“He’s the best boss that I can have,” said Suarez. “He’s very gregarious. We play soccer together. For the restaurant’s anniversary on Jan. 8 he closed the bar and invited all of us to play soccer with him.”

Suarez, still in training, said it was difficult, because students must take about 15 classes, including grammar, cooking, mixology, English – he speaks a little – and French, though he is fluent. “A lot of the guys who join don’t last; many of them drop out. I’m here because I’m good,” he said with a laugh. “Otherwise I wouldn’t be here.”

Suarez currently lives with his mother, stepfather and sister. “We live well,” he said. “I didn’t go to the streets because anything was lacking at home.”

His mother owns a shop and his stepfather drives a tourist bus. He was born at the start of the so-called Special Period. “There was no food, no clothes, no shoes,” but his mother took care of the family while his father was in the army. Suarez said his dream is to open a restaurant chain in Cuba or another country. His eyes are set on Europe.
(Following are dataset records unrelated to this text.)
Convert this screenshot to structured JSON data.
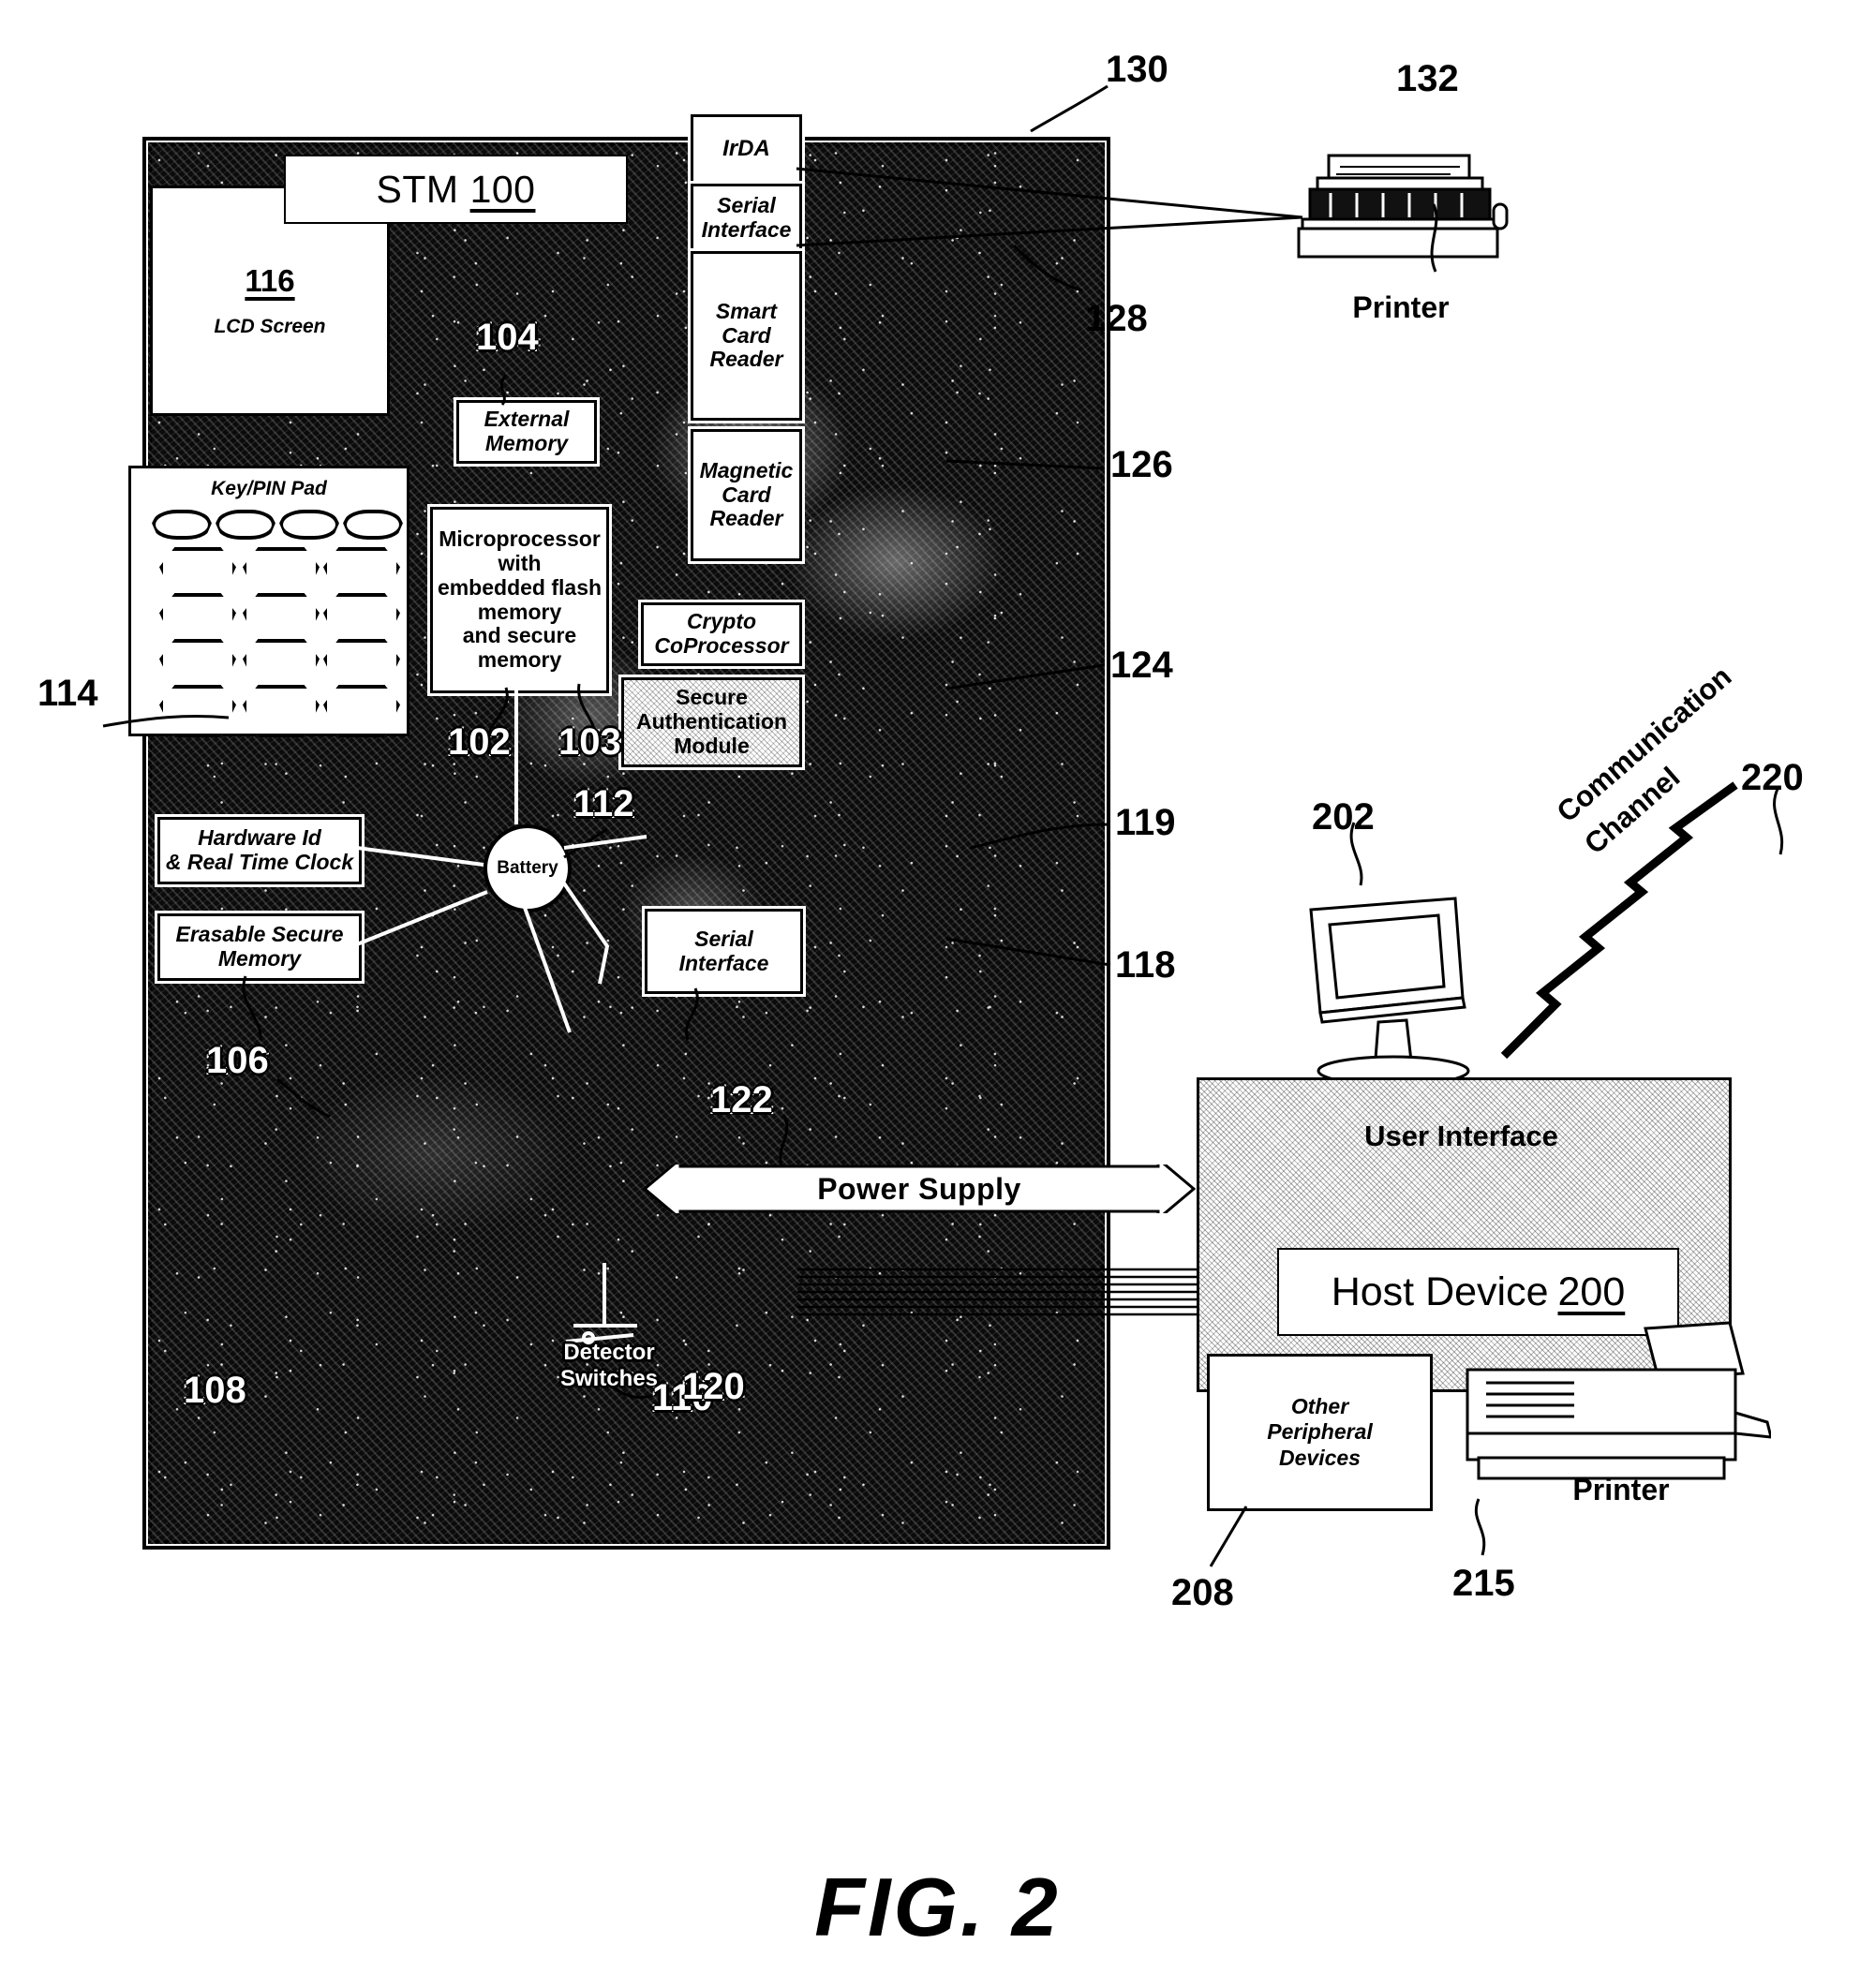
{
  "figure": {
    "caption": "FIG. 2",
    "title_label": "STM",
    "title_ref": "100"
  },
  "stm": {
    "lcd": {
      "ref": "116",
      "label": "LCD Screen"
    },
    "keypad": {
      "label": "Key/PIN Pad",
      "ref": "114"
    },
    "external_memory": {
      "label": "External\nMemory",
      "ref": "104"
    },
    "microprocessor": {
      "line1": "Microprocessor",
      "line2": "with",
      "line3": "embedded flash",
      "line4": "memory",
      "line5": "and secure",
      "line6": "memory",
      "ref_a": "102",
      "ref_b": "103"
    },
    "battery": {
      "label": "Battery",
      "ref": "112"
    },
    "hardware_id": {
      "line1": "Hardware Id",
      "line2": "& Real Time Clock",
      "ref": "106"
    },
    "erasable_memory": {
      "line1": "Erasable Secure",
      "line2": "Memory",
      "ref": "108"
    },
    "detector_switches": {
      "line1": "Detector",
      "line2": "Switches",
      "ref": "110"
    },
    "irda": {
      "label": "IrDA",
      "ref": "130"
    },
    "serial_interface_top": {
      "line1": "Serial",
      "line2": "Interface",
      "ref": "128"
    },
    "smart_card_reader": {
      "line1": "Smart",
      "line2": "Card",
      "line3": "Reader",
      "ref": "126"
    },
    "magnetic_card_reader": {
      "line1": "Magnetic",
      "line2": "Card",
      "line3": "Reader",
      "ref": "124"
    },
    "crypto_coprocessor": {
      "line1": "Crypto",
      "line2": "CoProcessor",
      "ref": "119"
    },
    "secure_auth_module": {
      "line1": "Secure",
      "line2": "Authentication",
      "line3": "Module",
      "ref": "118"
    },
    "serial_interface_bottom": {
      "line1": "Serial",
      "line2": "Interface",
      "ref": "120"
    },
    "power_supply": {
      "label": "Power Supply",
      "ref": "122"
    }
  },
  "external": {
    "printer_top": {
      "label": "Printer",
      "ref": "132"
    },
    "monitor": {
      "ref": "202"
    },
    "user_interface": {
      "label": "User Interface"
    },
    "host_device": {
      "label": "Host Device",
      "ref": "200"
    },
    "other_peripherals": {
      "line1": "Other",
      "line2": "Peripheral",
      "line3": "Devices",
      "ref": "208"
    },
    "printer_bottom": {
      "label": "Printer",
      "ref": "215"
    },
    "communication_channel": {
      "line1": "Communication",
      "line2": "Channel",
      "ref": "220"
    }
  },
  "colors": {
    "ink": "#000000",
    "paper": "#ffffff",
    "panel": "#0b0b0b"
  }
}
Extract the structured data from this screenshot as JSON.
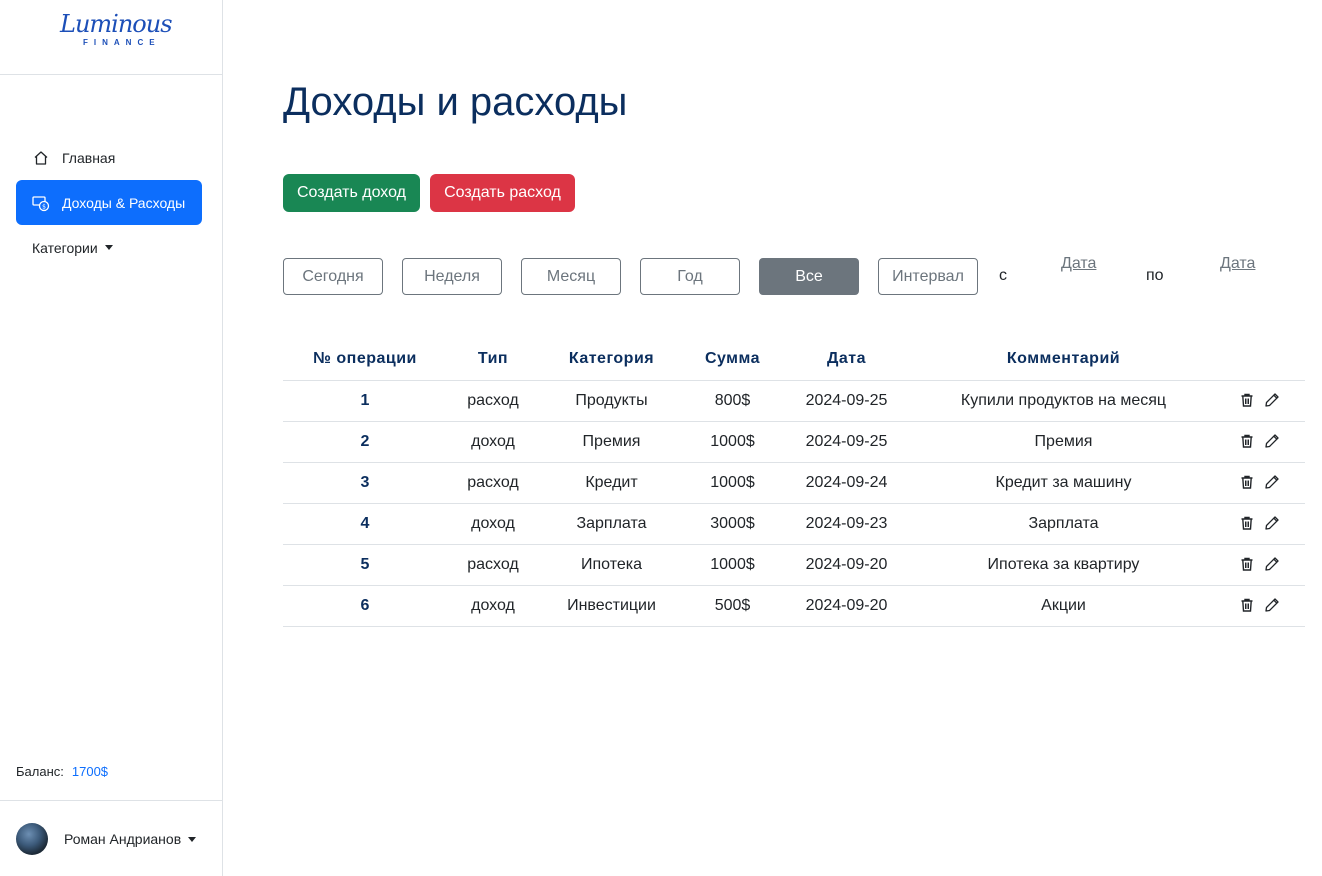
{
  "brand": {
    "script": "Luminous",
    "sub": "FINANCE"
  },
  "sidebar": {
    "items": [
      {
        "label": "Главная",
        "icon": "home-icon"
      },
      {
        "label": "Доходы & Расходы",
        "icon": "money-icon",
        "active": true
      }
    ],
    "dropdown_label": "Категории",
    "balance_label": "Баланс:",
    "balance_value": "1700$",
    "user_name": "Роман Андрианов"
  },
  "main": {
    "title": "Доходы и расходы",
    "create_income": "Создать доход",
    "create_expense": "Создать расход",
    "filters": [
      "Сегодня",
      "Неделя",
      "Месяц",
      "Год",
      "Все",
      "Интервал"
    ],
    "active_filter": "Все",
    "range_from": "с",
    "range_to": "по",
    "date_from": "Дата",
    "date_to": "Дата"
  },
  "table": {
    "headers": [
      "№ операции",
      "Тип",
      "Категория",
      "Сумма",
      "Дата",
      "Комментарий"
    ],
    "rows": [
      {
        "num": "1",
        "type": "расход",
        "category": "Продукты",
        "amount": "800$",
        "date": "2024-09-25",
        "comment": "Купили продуктов на месяц"
      },
      {
        "num": "2",
        "type": "доход",
        "category": "Премия",
        "amount": "1000$",
        "date": "2024-09-25",
        "comment": "Премия"
      },
      {
        "num": "3",
        "type": "расход",
        "category": "Кредит",
        "amount": "1000$",
        "date": "2024-09-24",
        "comment": "Кредит за машину"
      },
      {
        "num": "4",
        "type": "доход",
        "category": "Зарплата",
        "amount": "3000$",
        "date": "2024-09-23",
        "comment": "Зарплата"
      },
      {
        "num": "5",
        "type": "расход",
        "category": "Ипотека",
        "amount": "1000$",
        "date": "2024-09-20",
        "comment": "Ипотека за квартиру"
      },
      {
        "num": "6",
        "type": "доход",
        "category": "Инвестиции",
        "amount": "500$",
        "date": "2024-09-20",
        "comment": "Акции"
      }
    ]
  },
  "colors": {
    "primary": "#0d6efd",
    "success": "#198754",
    "danger": "#dc3545",
    "secondary": "#6c757d",
    "title": "#0b2e5e"
  }
}
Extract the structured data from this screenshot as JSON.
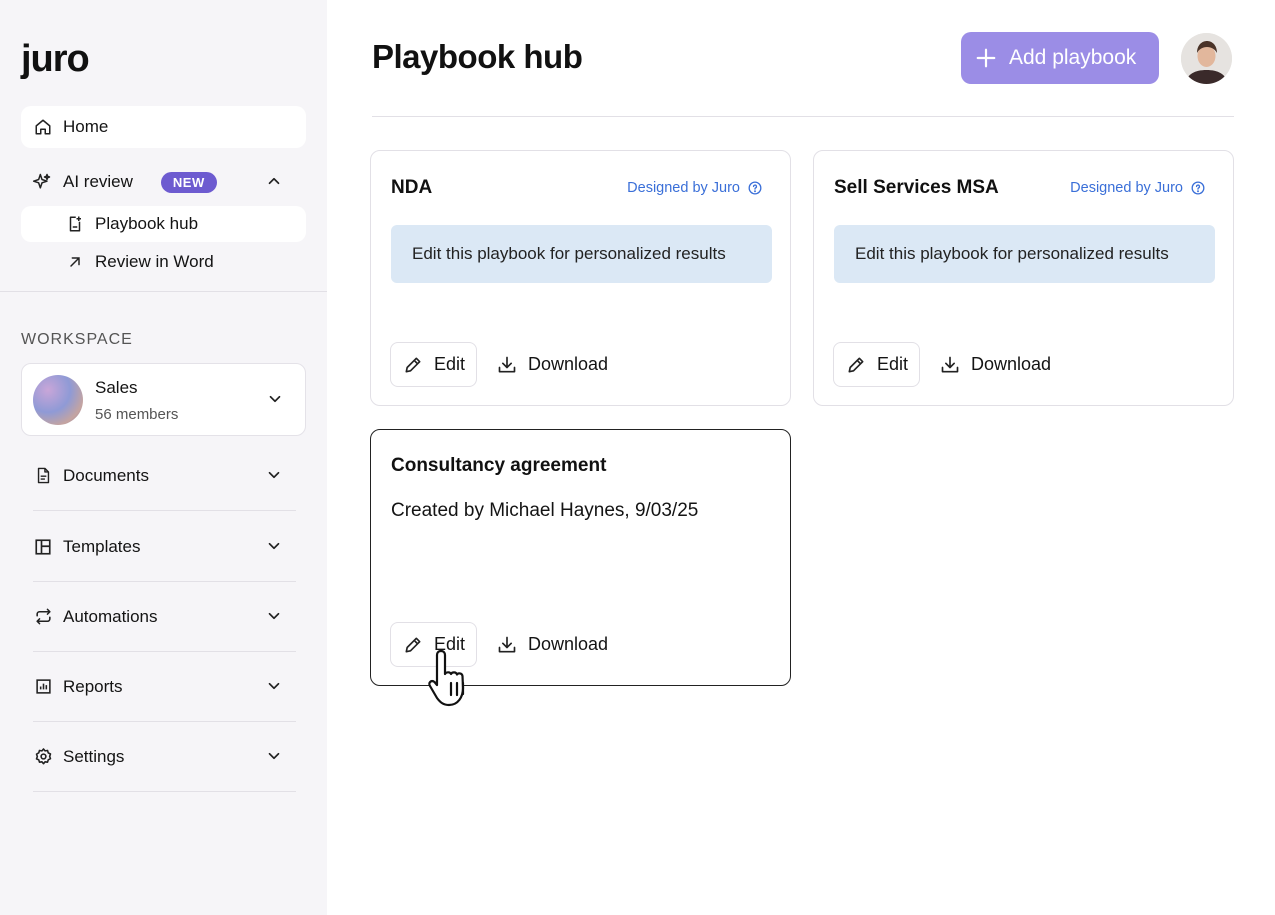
{
  "sidebar": {
    "logo": "juro",
    "home": "Home",
    "ai_review": "AI review",
    "new_badge": "NEW",
    "playbook_hub": "Playbook hub",
    "review_in_word": "Review in Word",
    "workspace_label": "WORKSPACE",
    "workspace": {
      "name": "Sales",
      "members": "56 members"
    },
    "sections": [
      {
        "label": "Documents",
        "icon": "document-icon"
      },
      {
        "label": "Templates",
        "icon": "templates-icon"
      },
      {
        "label": "Automations",
        "icon": "automations-icon"
      },
      {
        "label": "Reports",
        "icon": "reports-icon"
      },
      {
        "label": "Settings",
        "icon": "gear-icon"
      }
    ]
  },
  "header": {
    "title": "Playbook hub",
    "add_button": "Add playbook"
  },
  "cards": [
    {
      "title": "NDA",
      "designed_by": "Designed by Juro",
      "banner": "Edit this playbook for personalized results",
      "edit": "Edit",
      "download": "Download"
    },
    {
      "title": "Sell Services MSA",
      "designed_by": "Designed by Juro",
      "banner": "Edit this playbook for personalized results",
      "edit": "Edit",
      "download": "Download"
    },
    {
      "title": "Consultancy agreement",
      "created_by": "Created by Michael Haynes, 9/03/25",
      "edit": "Edit",
      "download": "Download"
    }
  ],
  "colors": {
    "accent": "#9b8de6",
    "badge": "#6d5bd0",
    "link": "#3a6fd8",
    "banner": "#dbe8f5",
    "sidebar_bg": "#f6f5f8"
  }
}
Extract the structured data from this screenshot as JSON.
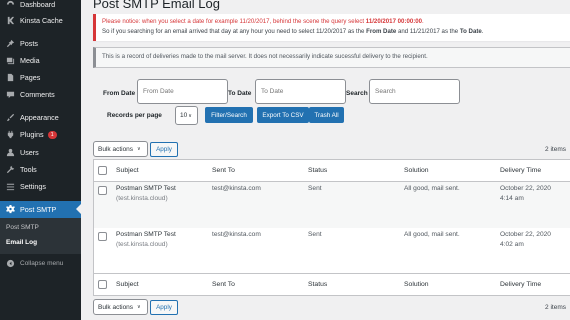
{
  "sidebar": {
    "items": [
      {
        "label": "Dashboard",
        "icon": "dashboard-icon"
      },
      {
        "label": "Kinsta Cache",
        "icon": "kinsta-icon"
      },
      {
        "label": "Posts",
        "icon": "pin-icon"
      },
      {
        "label": "Media",
        "icon": "media-icon"
      },
      {
        "label": "Pages",
        "icon": "page-icon"
      },
      {
        "label": "Comments",
        "icon": "comment-icon"
      },
      {
        "label": "Appearance",
        "icon": "brush-icon"
      },
      {
        "label": "Plugins",
        "icon": "plugin-icon",
        "badge": "1"
      },
      {
        "label": "Users",
        "icon": "user-icon"
      },
      {
        "label": "Tools",
        "icon": "wrench-icon"
      },
      {
        "label": "Settings",
        "icon": "settings-icon"
      },
      {
        "label": "Post SMTP",
        "icon": "gear-icon"
      }
    ],
    "submenu": [
      {
        "label": "Post SMTP"
      },
      {
        "label": "Email Log"
      }
    ],
    "collapse_label": "Collapse menu"
  },
  "page": {
    "title": "Post SMTP Email Log"
  },
  "notice": {
    "line1_prefix": "Please notice: when you select a date for example 11/20/2017, behind the scene the query select ",
    "line1_highlight": "11/20/2017 00:00:00",
    "line1_suffix": ".",
    "line2_prefix": "So if you searching for an email arrived that day at any hour you need to select 11/20/2017 as the ",
    "line2_from": "From Date",
    "line2_mid": " and 11/21/2017 as the ",
    "line2_to": "To Date",
    "line2_suffix": "."
  },
  "info_text": "This is a record of deliveries made to the mail server. It does not necessarily indicate sucessful delivery to the recipient.",
  "filters": {
    "from_label": "From Date",
    "from_placeholder": "From Date",
    "to_label": "To Date",
    "to_placeholder": "To Date",
    "search_label": "Search",
    "search_placeholder": "Search",
    "records_label": "Records per page",
    "records_value": "10",
    "filter_button": "Filter/Search",
    "export_button": "Export To CSV",
    "trash_button": "Trash All"
  },
  "bulk": {
    "select_label": "Bulk actions",
    "apply_label": "Apply",
    "count": "2 items"
  },
  "table": {
    "columns": [
      "Subject",
      "Sent To",
      "Status",
      "Solution",
      "Delivery Time"
    ],
    "rows": [
      {
        "subject": "Postman SMTP Test",
        "subject_sub": "(test.kinsta.cloud)",
        "sent_to": "test@kinsta.com",
        "status": "Sent",
        "solution": "All good, mail sent.",
        "delivery_date": "October 22, 2020",
        "delivery_time": "4:14 am"
      },
      {
        "subject": "Postman SMTP Test",
        "subject_sub": "(test.kinsta.cloud)",
        "sent_to": "test@kinsta.com",
        "status": "Sent",
        "solution": "All good, mail sent.",
        "delivery_date": "October 22, 2020",
        "delivery_time": "4:02 am"
      }
    ]
  },
  "colors": {
    "sidebar_bg": "#1d2327",
    "accent": "#2271b1",
    "notice_border": "#d63638"
  }
}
He hopes to have “one in Italy, one in France and one in Spain,” he said with a wide smile.